Our final speaker for today is a man that doesn’t require an introduction here in Canberra. He’s the newest Senator and representative of the Australian Capital Territory. And we had the great privilege of being in Glasgow at the UN Climate Conference together, where we saw firsthand the global interest in electric vehicles in cleaning up transport. And hopefully David will share some of that vision here in terms of what we can provide for the ACT, so please welcome Senator Pocock to the stage.
Thanks Richie. And thank you all so much for this opportunity. I’d like to start by acknowledging we are in Ngunnawal country. They’ve been looking after this part of the world for tens of thousands of years, and it really is a privilege to live here.
Thanks for having me here today, and congratulations on such an amazing event. The Electric Vehicles Council, Smart Energy Council, Australian Institute, all the sponsors you’ve seen up here, to bring together such an amazing group of people to talk about something that is finally, I guess, worth talking about with the government of the day. I’d like to acknowledge the support given by Minister Bowen and other members of the Federal Parliament, and also the ACT Chief Minister, Andrew Barr.
Electrifying our transport sector is obviously a crucial part of moving towards net zero. And for me, really highlights one of the problems I think we’ve had in Australia over the last decade, is a problem of a failure of imagination. Our failure to collectively actually imagine how great our future can be. The kind of future that we can build together. And people in this room have been part of working over that period to actually keep sparking that imagination, to keep that alive, to actually ensure that we are painting a better picture of what we can build together. And I think Australians are starting to see that vision for the future, starting to want it, and clearly starting to work towards it. And it’s no surprise that with petrol prices, at least here in Canberra, around $2.20 for a lot of this year, I think a lot of people are now saying, I want in on that. And I want in on that now. And we’ve heard a lot about the challenges of that today, so I won’t recap everything we’ve heard today.
There’s so many inspiring people working on the solutions we need. And not just working on the solutions, but delivering them. Saying, this is how we do it. We have these solutions. Australians want these solutions. We now need politicians to lead and ensure we have the policy and incentives to actually get this transition going. And my message to the government is simple. Be bold. We need you to be really bold. Fear campaigns of years past have clearly lost their bite. The community backs you. The parliament now backs you. And as an independent, I’ll be advocating for stronger action on all of these things and pushing the government to act with courage and ambition in pursuing long overdue changes. And I know I won’t be alone in that advocacy.

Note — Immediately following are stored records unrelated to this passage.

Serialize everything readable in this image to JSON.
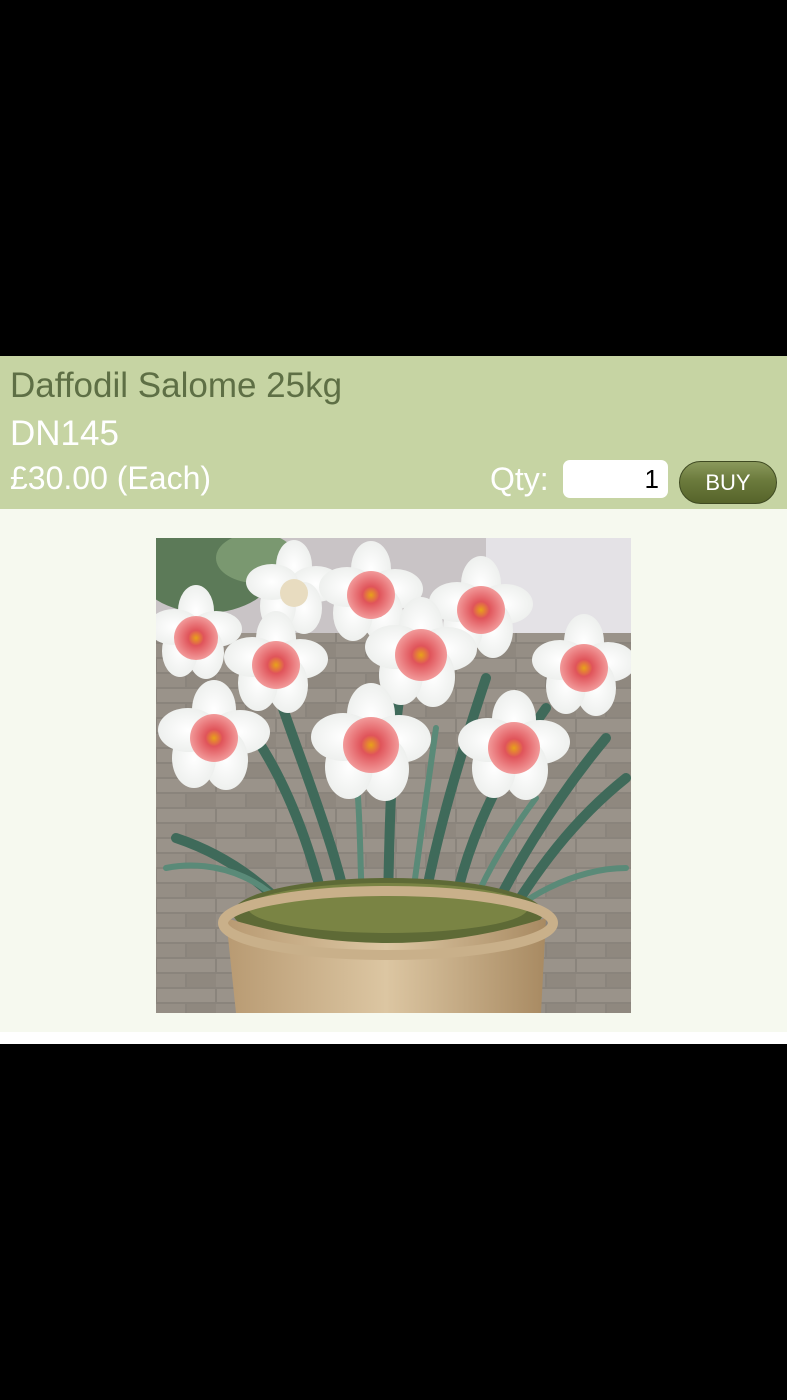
{
  "product": {
    "name": "Daffodil Salome 25kg",
    "code": "DN145",
    "price": "£30.00 (Each)"
  },
  "purchase": {
    "qty_label": "Qty:",
    "qty_value": "1",
    "buy_label": "BUY"
  },
  "image": {
    "subject": "white daffodils with pink cups in terracotta pot"
  },
  "colors": {
    "header_bg": "#c6d4a3",
    "name_text": "#5e6f45",
    "buy_button": "#6b7a3c",
    "content_bg": "#f6f9ef"
  }
}
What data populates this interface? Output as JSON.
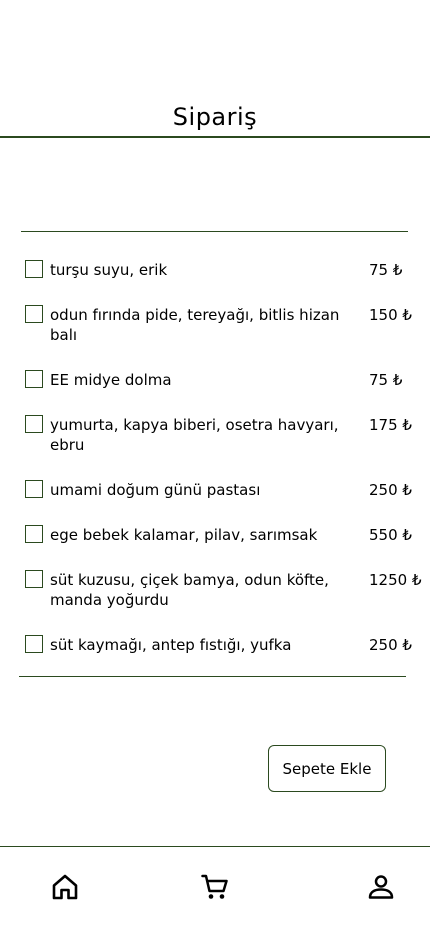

With all the excitement around the incredible opportunities on offer, it’s imperative that the benefits of electrification are shared by all. That is a big challenge that we must ensure is front and center when we’re making these decisions. Low-income households have the most to gain from electrification, but they’re also the most at risk of being left behind. Those households suffer more from the negative impacts of transportation pollution, high traffic volumes, commute times, and they also spend the highest percentage of their income on fuel maintenance repairs. It’s obviously no surprise that the very low proportion of EVs are sold to low-income households.
Private sector innovation has a role to play in reducing the price of EVs to serve this market, but we have to have a proactive approach from the public sector to compliment this and make sure that it happens. And we’ve got the blueprint for that. We now have the cheapest rooftop solar in the world, thanks to government action, to actually incentivize that and to have programs that allow Australians to reap the benefits of it. We have to be putting money into programs like Saul Griffith’s Rewiring Australia, and actually starting to set up pilot projects so that we’re actually showing rather than telling what can be done. And going back to that imagination piece, people that can actually see the transition and be part of it.

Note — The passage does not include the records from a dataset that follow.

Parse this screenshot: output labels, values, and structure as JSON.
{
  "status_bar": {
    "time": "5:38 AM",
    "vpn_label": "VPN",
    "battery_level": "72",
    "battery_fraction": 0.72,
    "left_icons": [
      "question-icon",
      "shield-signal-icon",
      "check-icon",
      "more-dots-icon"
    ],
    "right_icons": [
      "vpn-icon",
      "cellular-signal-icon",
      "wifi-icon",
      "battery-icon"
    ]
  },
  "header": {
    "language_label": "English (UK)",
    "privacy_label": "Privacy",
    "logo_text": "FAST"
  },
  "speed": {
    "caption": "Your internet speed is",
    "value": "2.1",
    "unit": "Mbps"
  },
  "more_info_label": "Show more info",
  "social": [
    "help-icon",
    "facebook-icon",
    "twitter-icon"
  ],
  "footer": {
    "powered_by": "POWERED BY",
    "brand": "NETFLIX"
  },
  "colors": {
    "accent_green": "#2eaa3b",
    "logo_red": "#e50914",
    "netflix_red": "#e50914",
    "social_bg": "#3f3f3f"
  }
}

We know this is happening, whether we like it or not, our opportunity and our challenge. The thing we have to do is to bring forward that transition. Because we’ve got to remember, amidst the political negotiations and all the talk about floors and not ceilings, the blaming of previous governments, our climate doesn’t care about any of that. And I don’t think future generations will either. Future generations won’t be interested in our list of excuses. What matters and what we’ll be judged on is genuine action. Action that actually matches the scale of the problem we face.
We’ve clearly left behind the window for incremental progress on this transition. We need bold policy and an effort across the country to rise to the challenge. And what an opportunity. This is an incredible opportunity to change the course of our country, and really, the course of human history. And it’s one that many of you have spent years working on. So, thank you. I really thank you for your efforts, for your innovation, for your advocacy. Keep up the pressure on government. I know I will be. We all have a role to play in this. And it’s such an incredible challenge, but what an opportunity and what a thing to be part of. So, thank you so much.
I hope this has been energizing for you. We’ve heard a commitment to some more consultation and then hopefully some solid EV standards. We look forward to really pushing that and ensure that we’re ambitious with them. And we’re not just back at the table when it comes to climate, we’re progressing towards being a leader, which we can and should be. So, thank you very much.